### [BRIEF]
In the entries that follow, find the word "居住開始年月日" and report each line it is on.

### [INPUT]
○ ○ ○ ○ ○

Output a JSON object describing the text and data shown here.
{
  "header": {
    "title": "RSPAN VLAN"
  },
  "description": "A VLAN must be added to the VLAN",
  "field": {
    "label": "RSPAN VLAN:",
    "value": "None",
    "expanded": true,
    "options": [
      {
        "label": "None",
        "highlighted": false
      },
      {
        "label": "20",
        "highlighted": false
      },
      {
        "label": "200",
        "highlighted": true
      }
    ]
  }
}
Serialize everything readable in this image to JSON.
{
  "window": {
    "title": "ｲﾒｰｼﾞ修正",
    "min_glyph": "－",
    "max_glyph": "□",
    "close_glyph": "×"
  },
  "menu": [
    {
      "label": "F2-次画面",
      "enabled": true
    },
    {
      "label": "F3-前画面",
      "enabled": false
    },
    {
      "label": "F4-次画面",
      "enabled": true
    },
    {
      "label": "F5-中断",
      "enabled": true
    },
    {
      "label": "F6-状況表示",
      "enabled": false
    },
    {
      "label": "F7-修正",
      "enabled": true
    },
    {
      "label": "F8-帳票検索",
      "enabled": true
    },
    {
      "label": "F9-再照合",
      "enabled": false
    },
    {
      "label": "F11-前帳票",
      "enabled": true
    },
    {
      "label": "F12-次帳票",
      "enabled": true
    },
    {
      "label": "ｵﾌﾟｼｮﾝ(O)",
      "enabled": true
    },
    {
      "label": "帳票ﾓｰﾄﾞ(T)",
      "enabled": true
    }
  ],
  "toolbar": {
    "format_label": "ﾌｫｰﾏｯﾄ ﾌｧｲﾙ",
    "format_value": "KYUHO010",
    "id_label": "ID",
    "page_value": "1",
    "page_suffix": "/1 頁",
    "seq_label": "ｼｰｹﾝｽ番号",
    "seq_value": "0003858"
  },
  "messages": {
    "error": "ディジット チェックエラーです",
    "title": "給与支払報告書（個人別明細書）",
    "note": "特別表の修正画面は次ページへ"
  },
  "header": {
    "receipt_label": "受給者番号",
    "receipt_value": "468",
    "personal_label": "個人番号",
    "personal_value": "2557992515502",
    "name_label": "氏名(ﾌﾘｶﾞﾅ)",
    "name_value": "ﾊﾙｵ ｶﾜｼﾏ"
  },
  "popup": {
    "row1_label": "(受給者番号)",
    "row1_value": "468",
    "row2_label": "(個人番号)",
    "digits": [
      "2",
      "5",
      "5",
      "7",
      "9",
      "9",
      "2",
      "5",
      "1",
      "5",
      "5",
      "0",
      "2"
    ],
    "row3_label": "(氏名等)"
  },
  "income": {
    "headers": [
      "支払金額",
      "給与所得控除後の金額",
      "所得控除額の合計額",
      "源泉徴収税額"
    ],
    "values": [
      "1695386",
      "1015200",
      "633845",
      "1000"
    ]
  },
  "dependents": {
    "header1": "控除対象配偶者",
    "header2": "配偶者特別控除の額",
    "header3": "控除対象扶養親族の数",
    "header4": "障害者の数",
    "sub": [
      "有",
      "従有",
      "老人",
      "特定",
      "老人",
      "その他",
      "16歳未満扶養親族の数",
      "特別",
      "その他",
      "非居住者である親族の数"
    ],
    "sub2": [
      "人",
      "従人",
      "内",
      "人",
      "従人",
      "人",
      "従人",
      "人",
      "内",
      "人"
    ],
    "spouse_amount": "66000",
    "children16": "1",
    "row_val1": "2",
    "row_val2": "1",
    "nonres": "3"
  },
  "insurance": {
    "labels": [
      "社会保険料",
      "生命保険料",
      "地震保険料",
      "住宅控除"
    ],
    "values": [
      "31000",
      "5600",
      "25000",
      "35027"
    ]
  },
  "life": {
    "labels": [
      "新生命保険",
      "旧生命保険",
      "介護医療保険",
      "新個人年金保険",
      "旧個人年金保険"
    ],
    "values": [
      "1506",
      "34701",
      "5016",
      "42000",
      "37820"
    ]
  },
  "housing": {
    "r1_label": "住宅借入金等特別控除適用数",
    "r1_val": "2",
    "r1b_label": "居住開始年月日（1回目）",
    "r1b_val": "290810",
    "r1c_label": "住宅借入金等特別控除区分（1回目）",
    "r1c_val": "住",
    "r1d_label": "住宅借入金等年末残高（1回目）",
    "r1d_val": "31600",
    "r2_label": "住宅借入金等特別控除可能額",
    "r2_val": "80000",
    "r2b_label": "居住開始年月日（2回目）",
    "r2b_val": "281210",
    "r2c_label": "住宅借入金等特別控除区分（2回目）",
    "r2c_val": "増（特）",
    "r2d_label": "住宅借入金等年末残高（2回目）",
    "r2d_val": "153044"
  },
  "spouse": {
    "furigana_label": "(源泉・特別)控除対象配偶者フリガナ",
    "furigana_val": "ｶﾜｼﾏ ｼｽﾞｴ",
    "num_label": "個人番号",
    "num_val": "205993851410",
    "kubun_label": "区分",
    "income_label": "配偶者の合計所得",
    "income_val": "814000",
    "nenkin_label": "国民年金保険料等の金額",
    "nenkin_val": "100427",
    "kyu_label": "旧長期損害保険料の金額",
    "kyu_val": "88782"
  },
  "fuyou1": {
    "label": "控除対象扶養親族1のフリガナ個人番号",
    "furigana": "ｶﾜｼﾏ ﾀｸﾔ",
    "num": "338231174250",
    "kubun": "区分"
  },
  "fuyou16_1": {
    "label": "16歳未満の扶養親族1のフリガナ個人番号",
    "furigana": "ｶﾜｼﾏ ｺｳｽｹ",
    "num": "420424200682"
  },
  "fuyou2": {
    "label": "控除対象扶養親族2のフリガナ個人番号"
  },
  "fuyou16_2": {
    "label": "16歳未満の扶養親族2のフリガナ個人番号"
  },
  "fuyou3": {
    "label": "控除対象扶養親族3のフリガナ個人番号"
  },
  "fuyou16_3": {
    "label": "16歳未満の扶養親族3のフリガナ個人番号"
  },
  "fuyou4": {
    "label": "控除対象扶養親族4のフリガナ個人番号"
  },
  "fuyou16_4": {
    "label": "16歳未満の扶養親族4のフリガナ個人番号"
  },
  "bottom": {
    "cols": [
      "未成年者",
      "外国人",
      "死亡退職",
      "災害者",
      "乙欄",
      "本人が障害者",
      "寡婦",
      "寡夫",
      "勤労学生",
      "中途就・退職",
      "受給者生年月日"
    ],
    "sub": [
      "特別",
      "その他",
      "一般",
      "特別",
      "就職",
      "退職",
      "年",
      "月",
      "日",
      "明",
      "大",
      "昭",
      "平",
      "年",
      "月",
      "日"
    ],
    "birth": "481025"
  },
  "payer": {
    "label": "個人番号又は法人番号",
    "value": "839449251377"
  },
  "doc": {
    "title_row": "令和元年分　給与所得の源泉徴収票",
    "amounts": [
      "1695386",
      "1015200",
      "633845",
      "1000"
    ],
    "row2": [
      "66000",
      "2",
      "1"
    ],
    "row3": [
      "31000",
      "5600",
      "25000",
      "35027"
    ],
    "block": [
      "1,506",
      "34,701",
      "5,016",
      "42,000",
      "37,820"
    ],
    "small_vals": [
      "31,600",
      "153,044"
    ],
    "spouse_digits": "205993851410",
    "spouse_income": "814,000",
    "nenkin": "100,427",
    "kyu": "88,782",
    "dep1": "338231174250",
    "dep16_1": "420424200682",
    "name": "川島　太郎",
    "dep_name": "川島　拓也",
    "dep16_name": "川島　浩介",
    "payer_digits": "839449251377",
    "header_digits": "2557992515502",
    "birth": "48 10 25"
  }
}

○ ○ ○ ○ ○

### [WRITTEN SOLUTION]
    "r1b_label": "居住開始年月日（1回目）",
    "r2b_label": "居住開始年月日（2回目）",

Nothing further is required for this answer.